Stored dataset items

★ ★ ★ ★ ★ ★ ★

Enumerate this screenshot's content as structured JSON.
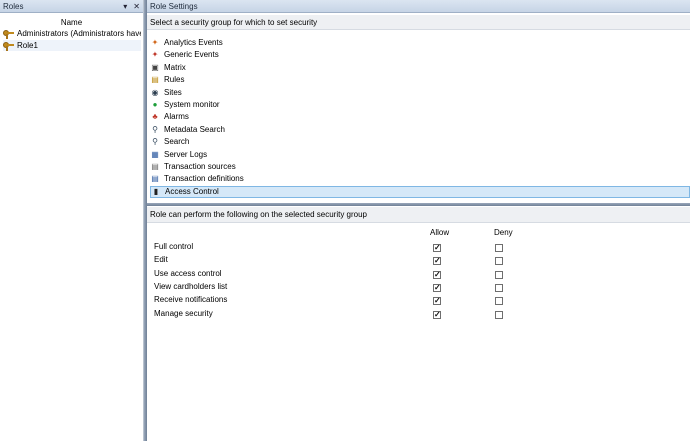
{
  "left_pane": {
    "title": "Roles",
    "header_buttons": [
      "▾",
      "✕"
    ],
    "column_header": "Name",
    "roles": [
      {
        "label": "Administrators (Administrators have co",
        "selected": false
      },
      {
        "label": "Role1",
        "selected": true
      }
    ]
  },
  "right_pane": {
    "title": "Role Settings",
    "groups_prompt": "Select a security group for which to set security",
    "groups": [
      {
        "label": "Analytics Events",
        "icon": "analytics-events-icon"
      },
      {
        "label": "Generic Events",
        "icon": "generic-events-icon"
      },
      {
        "label": "Matrix",
        "icon": "matrix-icon"
      },
      {
        "label": "Rules",
        "icon": "rules-icon"
      },
      {
        "label": "Sites",
        "icon": "sites-icon"
      },
      {
        "label": "System monitor",
        "icon": "system-monitor-icon"
      },
      {
        "label": "Alarms",
        "icon": "alarms-icon"
      },
      {
        "label": "Metadata Search",
        "icon": "metadata-search-icon"
      },
      {
        "label": "Search",
        "icon": "search-icon"
      },
      {
        "label": "Server Logs",
        "icon": "server-logs-icon"
      },
      {
        "label": "Transaction sources",
        "icon": "transaction-sources-icon"
      },
      {
        "label": "Transaction definitions",
        "icon": "transaction-definitions-icon"
      },
      {
        "label": "Access Control",
        "icon": "access-control-icon",
        "selected": true
      }
    ],
    "permissions_prompt": "Role can perform the following on the selected security group",
    "columns": {
      "allow": "Allow",
      "deny": "Deny"
    },
    "permissions": [
      {
        "label": "Full control",
        "allow": true,
        "deny": false
      },
      {
        "label": "Edit",
        "allow": true,
        "deny": false
      },
      {
        "label": "Use access control",
        "allow": true,
        "deny": false
      },
      {
        "label": "View cardholders list",
        "allow": true,
        "deny": false
      },
      {
        "label": "Receive notifications",
        "allow": true,
        "deny": false
      },
      {
        "label": "Manage security",
        "allow": true,
        "deny": false
      }
    ]
  },
  "colors": {
    "header_bg": "#c6d4e6",
    "selection_bg": "#d5e8f8",
    "selection_border": "#7fb7e4",
    "splitter": "#6f7f96"
  }
}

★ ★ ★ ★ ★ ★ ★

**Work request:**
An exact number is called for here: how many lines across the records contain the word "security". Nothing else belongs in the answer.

**Answer box:**
3